that should be taken) is an important step in fostering a culture
that values an honest pursuit of education.
encourage colleges to take steps to create a strong culture of
academic honesty, implement policies and procedures to handle
academic dishonesty, and to make sure that such policies and procedures
are followed. If acts of academic dishonesty are not handled properly,
we believe that other efforts (such as your example) will be less
Burke, Ralph S. Polimeni, and Nathan S. Slavin
Hofstra University, Hempstead, N.Y.
Resist the Temptation.
to respond to Lou Grumet’s Publisher’s Column in May,
“Should Non-CPAs Be Allowed to Co-Own CPA Firms?”
I am a CPA, licensed to practice in New York since February 1974.
I worked my first eight years at a Big Eight firm and have worked
in industry since then. I have also taught as an adjunct professor,
undergraduate courses at Fordham University and graduate courses
at Long Island University.
that further diminishes the perception or the reality in the public’s
mind of the professionalism and independence of CPAs is a very

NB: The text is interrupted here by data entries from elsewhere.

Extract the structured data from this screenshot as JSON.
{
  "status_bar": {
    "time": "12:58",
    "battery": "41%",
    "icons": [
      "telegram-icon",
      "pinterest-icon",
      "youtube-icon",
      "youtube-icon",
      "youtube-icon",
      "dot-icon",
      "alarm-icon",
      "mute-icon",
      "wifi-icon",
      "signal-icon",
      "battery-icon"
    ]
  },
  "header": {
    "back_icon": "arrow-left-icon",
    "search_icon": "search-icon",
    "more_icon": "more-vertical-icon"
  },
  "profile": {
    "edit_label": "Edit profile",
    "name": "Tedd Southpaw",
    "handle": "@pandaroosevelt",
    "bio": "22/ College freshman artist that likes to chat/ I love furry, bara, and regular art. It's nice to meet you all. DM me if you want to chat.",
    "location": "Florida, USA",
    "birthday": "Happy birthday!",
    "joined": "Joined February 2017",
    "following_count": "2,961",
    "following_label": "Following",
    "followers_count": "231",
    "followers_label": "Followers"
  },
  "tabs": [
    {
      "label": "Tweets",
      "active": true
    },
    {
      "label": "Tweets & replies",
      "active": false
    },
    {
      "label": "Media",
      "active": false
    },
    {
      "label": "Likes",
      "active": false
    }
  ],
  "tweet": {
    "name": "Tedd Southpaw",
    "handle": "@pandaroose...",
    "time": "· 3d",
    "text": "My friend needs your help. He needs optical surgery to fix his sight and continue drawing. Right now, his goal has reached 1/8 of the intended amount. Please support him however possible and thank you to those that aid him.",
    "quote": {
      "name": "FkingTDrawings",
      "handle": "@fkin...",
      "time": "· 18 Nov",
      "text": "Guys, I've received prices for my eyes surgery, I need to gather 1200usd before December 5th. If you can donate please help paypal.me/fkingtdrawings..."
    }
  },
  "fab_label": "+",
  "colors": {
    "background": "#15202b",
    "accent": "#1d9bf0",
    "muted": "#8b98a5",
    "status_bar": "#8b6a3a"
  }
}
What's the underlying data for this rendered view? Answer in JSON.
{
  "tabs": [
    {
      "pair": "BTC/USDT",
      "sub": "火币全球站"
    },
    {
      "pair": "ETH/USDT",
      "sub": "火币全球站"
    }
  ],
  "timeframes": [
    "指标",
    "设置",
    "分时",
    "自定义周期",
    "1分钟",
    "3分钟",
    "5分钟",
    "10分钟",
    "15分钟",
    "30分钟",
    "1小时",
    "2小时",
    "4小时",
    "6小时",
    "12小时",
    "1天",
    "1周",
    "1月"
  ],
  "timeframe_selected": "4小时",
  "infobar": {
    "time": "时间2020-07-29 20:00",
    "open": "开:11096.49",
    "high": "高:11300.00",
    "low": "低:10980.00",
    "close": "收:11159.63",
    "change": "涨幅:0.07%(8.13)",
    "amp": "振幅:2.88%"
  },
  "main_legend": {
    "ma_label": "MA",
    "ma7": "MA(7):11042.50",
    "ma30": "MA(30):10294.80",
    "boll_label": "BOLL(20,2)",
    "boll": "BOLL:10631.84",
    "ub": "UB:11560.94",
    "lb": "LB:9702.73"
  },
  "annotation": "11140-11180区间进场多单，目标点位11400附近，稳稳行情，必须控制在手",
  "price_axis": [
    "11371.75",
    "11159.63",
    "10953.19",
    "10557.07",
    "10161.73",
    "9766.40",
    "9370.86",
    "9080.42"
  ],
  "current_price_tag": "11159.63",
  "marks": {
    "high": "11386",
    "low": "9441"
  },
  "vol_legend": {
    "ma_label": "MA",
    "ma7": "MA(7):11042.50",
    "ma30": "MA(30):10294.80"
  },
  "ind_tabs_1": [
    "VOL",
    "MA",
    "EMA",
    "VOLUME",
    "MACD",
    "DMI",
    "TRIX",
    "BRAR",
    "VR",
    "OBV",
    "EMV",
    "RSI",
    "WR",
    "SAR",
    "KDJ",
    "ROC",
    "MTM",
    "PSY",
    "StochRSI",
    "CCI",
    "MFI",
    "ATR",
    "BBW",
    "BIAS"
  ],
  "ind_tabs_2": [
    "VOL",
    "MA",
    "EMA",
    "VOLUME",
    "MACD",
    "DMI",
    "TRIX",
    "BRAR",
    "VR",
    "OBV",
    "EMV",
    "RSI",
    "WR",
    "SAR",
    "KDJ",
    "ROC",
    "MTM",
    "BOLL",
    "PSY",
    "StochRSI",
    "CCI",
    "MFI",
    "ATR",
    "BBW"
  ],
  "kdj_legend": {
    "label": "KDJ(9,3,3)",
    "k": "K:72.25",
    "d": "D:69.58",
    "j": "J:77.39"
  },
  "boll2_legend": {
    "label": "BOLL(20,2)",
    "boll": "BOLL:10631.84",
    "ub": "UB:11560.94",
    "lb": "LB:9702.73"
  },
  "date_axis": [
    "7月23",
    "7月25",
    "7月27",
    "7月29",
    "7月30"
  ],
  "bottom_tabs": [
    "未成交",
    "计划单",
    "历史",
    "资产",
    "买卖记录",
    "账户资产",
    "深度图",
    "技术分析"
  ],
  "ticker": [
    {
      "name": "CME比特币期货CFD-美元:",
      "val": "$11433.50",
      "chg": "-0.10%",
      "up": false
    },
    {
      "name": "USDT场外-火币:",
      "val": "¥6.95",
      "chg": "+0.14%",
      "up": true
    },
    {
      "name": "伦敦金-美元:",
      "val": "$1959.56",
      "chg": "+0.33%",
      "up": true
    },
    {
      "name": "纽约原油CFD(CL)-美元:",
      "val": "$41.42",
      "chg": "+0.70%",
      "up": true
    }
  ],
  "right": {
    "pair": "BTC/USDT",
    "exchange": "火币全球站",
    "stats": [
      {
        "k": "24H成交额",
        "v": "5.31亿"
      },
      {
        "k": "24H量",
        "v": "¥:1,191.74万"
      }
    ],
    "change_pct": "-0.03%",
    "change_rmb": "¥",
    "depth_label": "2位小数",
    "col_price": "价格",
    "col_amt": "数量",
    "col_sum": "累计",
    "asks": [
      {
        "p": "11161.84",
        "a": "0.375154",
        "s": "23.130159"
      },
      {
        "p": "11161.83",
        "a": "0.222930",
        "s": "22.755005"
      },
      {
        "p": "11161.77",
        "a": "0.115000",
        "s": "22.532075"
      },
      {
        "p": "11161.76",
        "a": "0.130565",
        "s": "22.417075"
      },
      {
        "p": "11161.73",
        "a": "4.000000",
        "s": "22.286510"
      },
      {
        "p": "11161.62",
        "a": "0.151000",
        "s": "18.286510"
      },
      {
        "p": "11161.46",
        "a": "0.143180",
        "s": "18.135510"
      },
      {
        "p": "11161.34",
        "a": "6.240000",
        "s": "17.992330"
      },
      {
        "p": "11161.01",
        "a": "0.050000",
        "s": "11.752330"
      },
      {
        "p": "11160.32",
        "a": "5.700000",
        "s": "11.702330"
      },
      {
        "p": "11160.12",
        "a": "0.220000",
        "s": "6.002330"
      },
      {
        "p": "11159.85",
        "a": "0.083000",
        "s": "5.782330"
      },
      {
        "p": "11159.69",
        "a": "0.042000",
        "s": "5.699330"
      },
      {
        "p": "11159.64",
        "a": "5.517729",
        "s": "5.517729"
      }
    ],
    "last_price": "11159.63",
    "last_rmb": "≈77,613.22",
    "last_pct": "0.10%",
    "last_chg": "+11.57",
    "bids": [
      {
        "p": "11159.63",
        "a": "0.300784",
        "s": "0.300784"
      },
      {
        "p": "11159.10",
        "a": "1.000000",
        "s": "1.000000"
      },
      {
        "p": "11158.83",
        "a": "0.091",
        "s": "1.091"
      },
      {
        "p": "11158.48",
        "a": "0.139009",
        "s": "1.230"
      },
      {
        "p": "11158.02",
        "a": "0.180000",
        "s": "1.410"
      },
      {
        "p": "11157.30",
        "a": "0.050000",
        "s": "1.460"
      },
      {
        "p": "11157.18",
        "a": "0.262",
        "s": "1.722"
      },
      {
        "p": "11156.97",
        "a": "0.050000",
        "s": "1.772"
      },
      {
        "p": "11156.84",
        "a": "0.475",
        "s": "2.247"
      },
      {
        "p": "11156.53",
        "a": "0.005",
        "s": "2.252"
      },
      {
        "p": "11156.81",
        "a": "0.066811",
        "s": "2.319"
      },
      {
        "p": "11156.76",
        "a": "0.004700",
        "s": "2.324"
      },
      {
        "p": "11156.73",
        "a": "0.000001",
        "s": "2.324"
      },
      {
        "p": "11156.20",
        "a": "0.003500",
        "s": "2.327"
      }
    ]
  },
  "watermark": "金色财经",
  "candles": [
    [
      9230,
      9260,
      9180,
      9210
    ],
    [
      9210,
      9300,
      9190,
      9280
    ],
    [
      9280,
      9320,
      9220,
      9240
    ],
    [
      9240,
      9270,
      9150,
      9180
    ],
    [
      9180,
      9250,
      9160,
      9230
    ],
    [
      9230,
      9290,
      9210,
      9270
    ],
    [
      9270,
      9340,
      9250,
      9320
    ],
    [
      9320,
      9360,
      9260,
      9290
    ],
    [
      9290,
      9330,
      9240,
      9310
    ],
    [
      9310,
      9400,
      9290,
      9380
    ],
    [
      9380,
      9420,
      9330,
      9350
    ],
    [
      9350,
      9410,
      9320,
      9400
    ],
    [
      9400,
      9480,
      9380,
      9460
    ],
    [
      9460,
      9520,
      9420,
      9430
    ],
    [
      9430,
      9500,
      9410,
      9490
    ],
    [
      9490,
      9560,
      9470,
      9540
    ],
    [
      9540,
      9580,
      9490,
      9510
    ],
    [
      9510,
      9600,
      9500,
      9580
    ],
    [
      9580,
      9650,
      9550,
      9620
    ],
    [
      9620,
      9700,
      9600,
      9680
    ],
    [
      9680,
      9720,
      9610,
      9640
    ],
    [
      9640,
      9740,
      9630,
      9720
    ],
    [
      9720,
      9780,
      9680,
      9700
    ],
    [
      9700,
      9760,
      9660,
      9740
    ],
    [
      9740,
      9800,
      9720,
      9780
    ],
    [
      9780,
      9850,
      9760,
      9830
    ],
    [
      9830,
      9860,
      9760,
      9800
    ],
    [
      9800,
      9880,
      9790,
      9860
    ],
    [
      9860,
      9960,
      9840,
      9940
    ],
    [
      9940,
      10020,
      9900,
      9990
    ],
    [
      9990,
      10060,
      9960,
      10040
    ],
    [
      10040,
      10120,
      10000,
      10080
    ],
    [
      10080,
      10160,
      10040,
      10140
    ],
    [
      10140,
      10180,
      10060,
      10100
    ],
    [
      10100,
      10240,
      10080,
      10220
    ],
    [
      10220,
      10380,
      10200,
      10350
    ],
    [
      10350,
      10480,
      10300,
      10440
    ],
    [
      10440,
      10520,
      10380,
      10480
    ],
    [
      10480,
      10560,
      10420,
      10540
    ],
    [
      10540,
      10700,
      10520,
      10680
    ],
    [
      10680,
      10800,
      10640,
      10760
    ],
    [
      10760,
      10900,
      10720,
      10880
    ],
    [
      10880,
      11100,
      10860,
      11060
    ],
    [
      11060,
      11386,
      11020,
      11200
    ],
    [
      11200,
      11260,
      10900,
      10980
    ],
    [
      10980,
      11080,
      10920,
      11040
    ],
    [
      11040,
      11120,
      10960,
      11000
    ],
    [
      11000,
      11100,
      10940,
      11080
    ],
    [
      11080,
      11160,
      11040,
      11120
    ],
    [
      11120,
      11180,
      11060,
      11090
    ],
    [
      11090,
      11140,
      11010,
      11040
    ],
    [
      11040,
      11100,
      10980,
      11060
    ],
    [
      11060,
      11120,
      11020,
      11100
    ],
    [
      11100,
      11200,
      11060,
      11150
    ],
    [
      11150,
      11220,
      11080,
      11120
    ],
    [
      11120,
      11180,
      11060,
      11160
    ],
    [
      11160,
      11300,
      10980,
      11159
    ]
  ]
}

bad thing. It is not a question of weighing the pros versus cons
in this matter; I see it as all cons.
suggesting that CPA firms can’t pay their employees whatever
the market requires to retain the services of any number of qualified
individuals in varied fields to ensure staff retention and high-quality
audits, but CPA firms need to be 100% CPAs. I say, if a firm wants
to accept an attest engagement, the firm must be 100% CPAs. H&R
Block can hire (and give ownership to) whomever it wants.
I would think
that the profession learned its lesson from the go-go pre-Enron
days when we did “risk-based” auditing. The one thing
that makes the CPA a learned profession, the one thing we can
do that no one else is qualified to do—attest—we gave
away in order to sell consulting engagements. Post-PCAOB, this
has changed. I could show you my Big Eight firm’s audit
approach manual from 1973, and the audit work we are doing now
is totally comparable to what we routinely did on audit engagements
then, if a little less so.
Like my mother
used to ask me when I was a kid: “If Johnny runs off a cliff,
does that mean you have to also?” Well, if 45 states run
off a cliff, should New York, the preeminent state for CPAs, jump
off the cliff? Resist the temptation. Running with the crowd might
seem popular at the moment, but people will respect our position
and I predict will eventually come back to our side.
My vote =
100% (or nothing). Either we’re CPAs or we’re not.
Don’t confuse easy or popular with right. Let New York set
the example. When I was in a Big Eight firm, the New York office
would get a lot of work from other states. I even had a client
in an out-of-town city where we had a practice office on the same
block, but the client wanted New York CPAs, not local ones from
the same firm.
J. Scala, CPA